** Provided records follows **

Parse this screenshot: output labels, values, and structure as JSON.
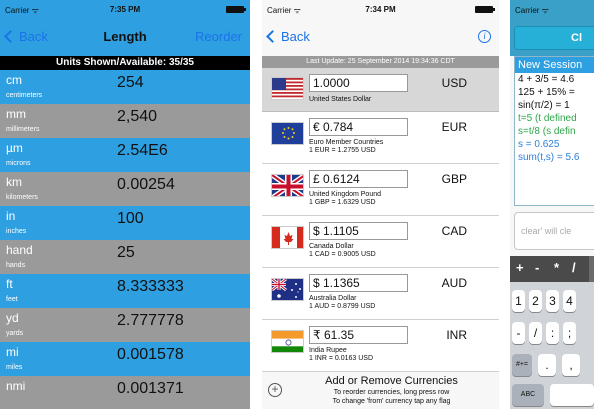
{
  "phone1": {
    "status": {
      "carrier": "Carrier ᯤ",
      "time": "7:35 PM"
    },
    "nav": {
      "back": "Back",
      "title": "Length",
      "right": "Reorder"
    },
    "header": "Units Shown/Available: 35/35",
    "rows": [
      {
        "sym": "cm",
        "name": "centimeters",
        "value": "254"
      },
      {
        "sym": "mm",
        "name": "millimeters",
        "value": "2,540"
      },
      {
        "sym": "µm",
        "name": "microns",
        "value": "2.54E6"
      },
      {
        "sym": "km",
        "name": "kilometers",
        "value": "0.00254"
      },
      {
        "sym": "in",
        "name": "inches",
        "value": "100"
      },
      {
        "sym": "hand",
        "name": "hands",
        "value": "25"
      },
      {
        "sym": "ft",
        "name": "feet",
        "value": "8.333333"
      },
      {
        "sym": "yd",
        "name": "yards",
        "value": "2.777778"
      },
      {
        "sym": "mi",
        "name": "miles",
        "value": "0.001578"
      },
      {
        "sym": "nmi",
        "name": "",
        "value": "0.001371"
      }
    ],
    "colors": {
      "blue": "#2e9fe0",
      "gray": "#9a9a9a"
    }
  },
  "phone2": {
    "status": {
      "carrier": "Carrier ᯤ",
      "time": "7:34 PM"
    },
    "nav": {
      "back": "Back"
    },
    "last_update": "Last Update: 25 September 2014 19:34:36 CDT",
    "base": {
      "value": "1.0000",
      "code": "USD",
      "name": "United States Dollar",
      "flag": "us-flag-icon"
    },
    "rows": [
      {
        "value": "€ 0.784",
        "code": "EUR",
        "name": "Euro Member Countries",
        "rate": "1 EUR = 1.2755 USD",
        "flag": "eu-flag-icon"
      },
      {
        "value": "£ 0.6124",
        "code": "GBP",
        "name": "United Kingdom Pound",
        "rate": "1 GBP = 1.6329 USD",
        "flag": "uk-flag-icon"
      },
      {
        "value": "$ 1.1105",
        "code": "CAD",
        "name": "Canada Dollar",
        "rate": "1 CAD = 0.9005 USD",
        "flag": "canada-flag-icon"
      },
      {
        "value": "$ 1.1365",
        "code": "AUD",
        "name": "Australia Dollar",
        "rate": "1 AUD = 0.8799 USD",
        "flag": "australia-flag-icon"
      },
      {
        "value": "₹ 61.35",
        "code": "INR",
        "name": "India Rupee",
        "rate": "1 INR = 0.0163 USD",
        "flag": "india-flag-icon"
      }
    ],
    "add": {
      "title": "Add or Remove Currencies",
      "line1": "To reorder currencies, long press row",
      "line2": "To change 'from' currency tap any flag"
    }
  },
  "phone3": {
    "status": {
      "carrier": "Carrier ᯤ"
    },
    "tab_label": "Cl",
    "session": "New Session",
    "lines": [
      {
        "text": "4 + 3/5 = 4.6",
        "color": "black"
      },
      {
        "text": "125 + 15% =",
        "color": "black"
      },
      {
        "text": "sin(π/2) = 1",
        "color": "black"
      },
      {
        "text": "t=5 (t defined",
        "color": "green"
      },
      {
        "text": "s=t/8 (s defin",
        "color": "green"
      },
      {
        "text": "s = 0.625",
        "color": "blue"
      },
      {
        "text": "sum(t,s) = 5.6",
        "color": "blue"
      }
    ],
    "input_placeholder": "clear' will cle",
    "keybar": [
      "+",
      "-",
      "*",
      "/"
    ],
    "keys": {
      "r1": [
        "1",
        "2",
        "3",
        "4"
      ],
      "r2": [
        "-",
        "/",
        ":",
        ";"
      ],
      "r3": [
        "#+=",
        ".",
        ","
      ],
      "abc": "ABC"
    }
  }
}
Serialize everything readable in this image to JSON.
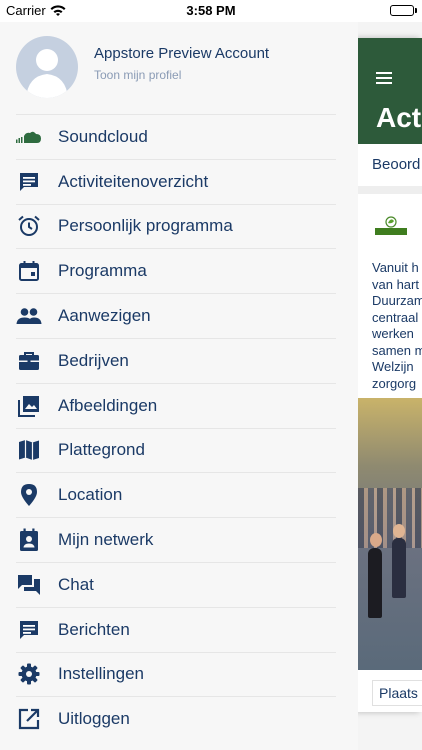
{
  "status_bar": {
    "carrier": "Carrier",
    "time": "3:58 PM"
  },
  "profile": {
    "name": "Appstore Preview Account",
    "link": "Toon mijn profiel"
  },
  "menu": {
    "items": [
      {
        "label": "Soundcloud",
        "icon": "soundcloud-icon"
      },
      {
        "label": "Activiteitenoverzicht",
        "icon": "message-icon"
      },
      {
        "label": "Persoonlijk programma",
        "icon": "alarm-clock-icon"
      },
      {
        "label": "Programma",
        "icon": "calendar-icon"
      },
      {
        "label": "Aanwezigen",
        "icon": "people-icon"
      },
      {
        "label": "Bedrijven",
        "icon": "briefcase-icon"
      },
      {
        "label": "Afbeeldingen",
        "icon": "images-icon"
      },
      {
        "label": "Plattegrond",
        "icon": "map-icon"
      },
      {
        "label": "Location",
        "icon": "location-pin-icon"
      },
      {
        "label": "Mijn netwerk",
        "icon": "contact-book-icon"
      },
      {
        "label": "Chat",
        "icon": "chat-icon"
      },
      {
        "label": "Berichten",
        "icon": "message-text-icon"
      },
      {
        "label": "Instellingen",
        "icon": "gear-icon"
      },
      {
        "label": "Uitloggen",
        "icon": "external-link-icon"
      }
    ]
  },
  "panel": {
    "title": "Act",
    "tab": "Beoord",
    "logo_text": "Green Deal",
    "text_lines": [
      "Vanuit h",
      "van hart",
      "Duurzam",
      "centraal",
      "werken",
      "samen m",
      "Welzijn",
      "zorgorg"
    ],
    "button": "Plaats"
  },
  "colors": {
    "primary_text": "#1b3a66",
    "header_green": "#2d5a3a",
    "soundcloud": "#2e6b3f"
  }
}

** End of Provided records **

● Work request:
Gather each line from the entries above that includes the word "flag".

● Response to the exercise:
      "flag": "us-flag-icon"
        "flag": "eu-flag-icon"
        "flag": "uk-flag-icon"
        "flag": "canada-flag-icon"
        "flag": "australia-flag-icon"
        "flag": "india-flag-icon"
      "line2": "To change 'from' currency tap any flag"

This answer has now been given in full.